The endocannabinoid system (ECS) was discovered in the 1990s. It is composed of several elements:
CB1 and CB2 cannabinoid receptors, present in certain types of cells, which function like “locks”;
Cannabinoids which act as “keys”;
Enzymes that are used to synthesize, transport or degrade endocannabinoids.
CB1 cannabinoid receptors are found throughout the body, but they are massively expressed in the central nervous system (brain and spinal cord).
The functions of CB1 receptors
CB1 receptors regulate in particular:
They are also involved in the processes that regulate thinking, memory and learning. Psychoactive substances like THC readily bind to CB1 receptors.
CB2 cannabinoid receptors are concentrated in the peripheral nervous system – the nerves that connect the central nervous system to other areas of the body – and in certain types of immune cells.
The functions of CB2 receptors
CB2 receptors regulate certain organic and muscular functions.
They also play a role in the immune system. Indeed, once activated, CB2 receptors reduce inflammation.
Cannabinoids that bind exclusively to CB2 receptors are generally not psychoactive.
A molecule is called a cannabinoid when it binds and interacts with cannabinoid receptors. There are 2 types:
Exogenous or phytogenic cannabinoids come from outside the body.
There are several types of cannabinoids: THC, cannabidiol (CBD), CBN, CBG, etc. They are particularly abundant in cannabis, but many plants make them.
Endocannabinoids are produced naturally by the body.
To date, researchers have identified several. Anandamides play a key role in regulating mood and emotions. As for 2-AG, its main function would be to reduce inflammation by regulating various functions of the immune system.
Why this name?
Originally, researchers wanted to understand how the active substances in cannabis (cannabinoids) interact with the human body. They therefore named the receptors concerned “cannabinoid receptors”.
Later, they discovered that the human body naturally produces molecules very similar to exogenous cannabinoids.
They also bind to and activate the same receptors. Scientists have therefore given them the name endocannabinoids; the suffix “endo-” meaning “internal”.
The SEC therefore goes well beyond cannabis, but the original term has remained.
What is the SEC used for?
In all likelihood, the ECS participates in the body's homeostasis. It serves to maintain the balance of other systems: the nervous, immune, digestive, neuronal, hormonal systems, etc.
This undoubtedly explains the varied and multiple effects of certain cannabinoids on our health.
That said, research into the ECS is only just beginning.
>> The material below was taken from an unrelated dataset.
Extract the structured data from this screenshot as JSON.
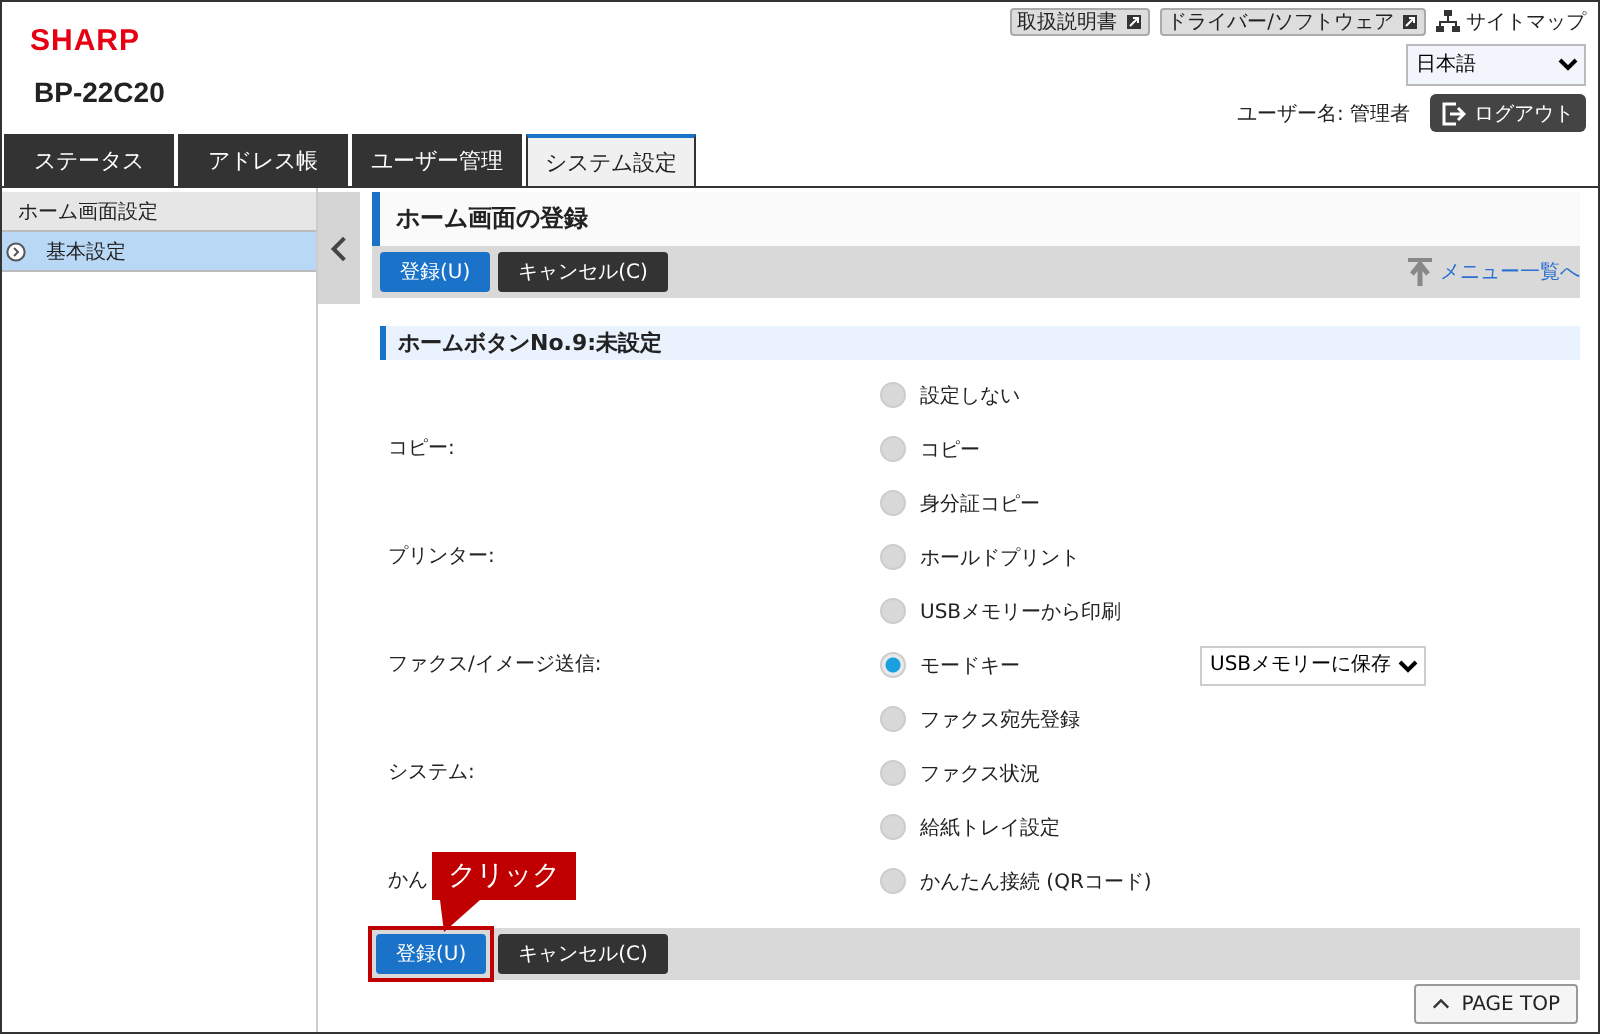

Discovered barely thirty years ago, it is still far from having revealed all its secrets...
Devane, WA et al., “Determination and characterization of a cannabinoid receptor in rat brain”, in Mol Pharm, 1988.
Munro S. et al., “Molecular characterization of a peripheral receptor for cannabinoids” in Nature, 1993.
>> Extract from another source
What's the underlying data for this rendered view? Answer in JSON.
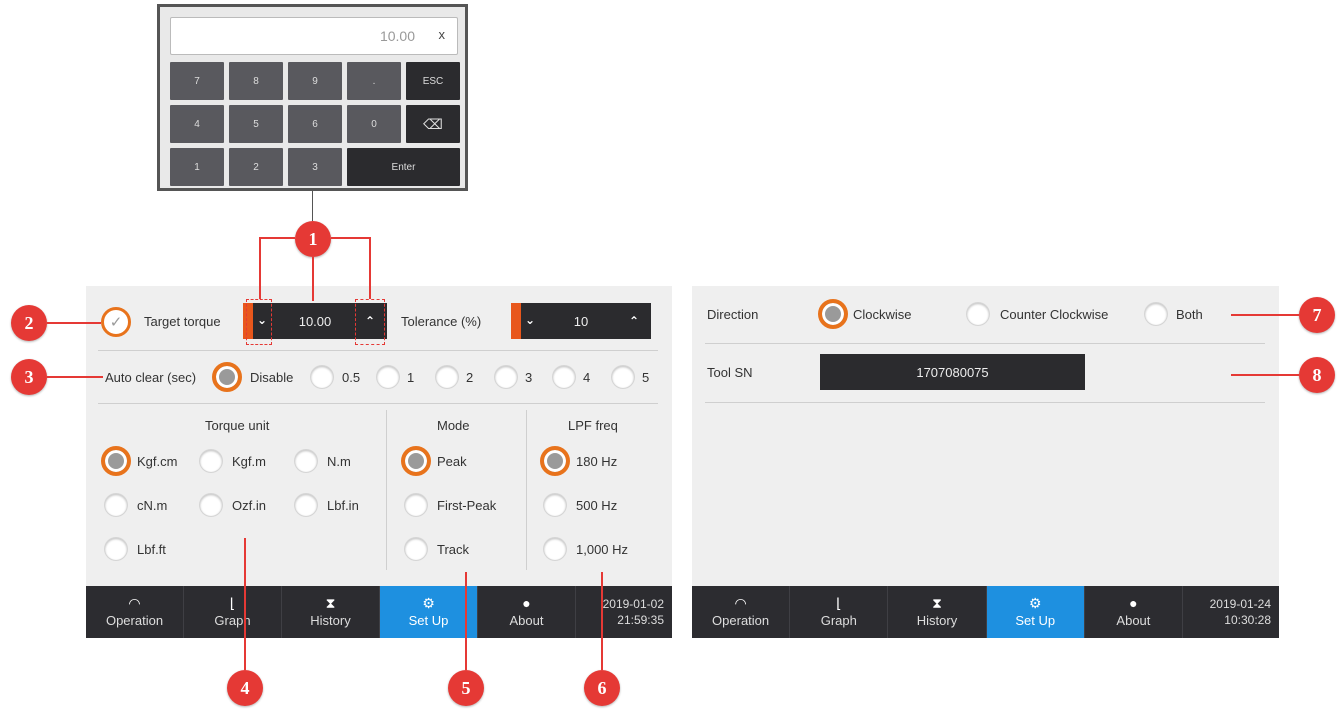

Fezza, F. et al., “Endocannabinoids, related compounds and their metabolic routes” in Molecules, 2014.
Venance L. et al., “Endocannabinoids in the central nervous system” in Med Sci (Paris), 2004.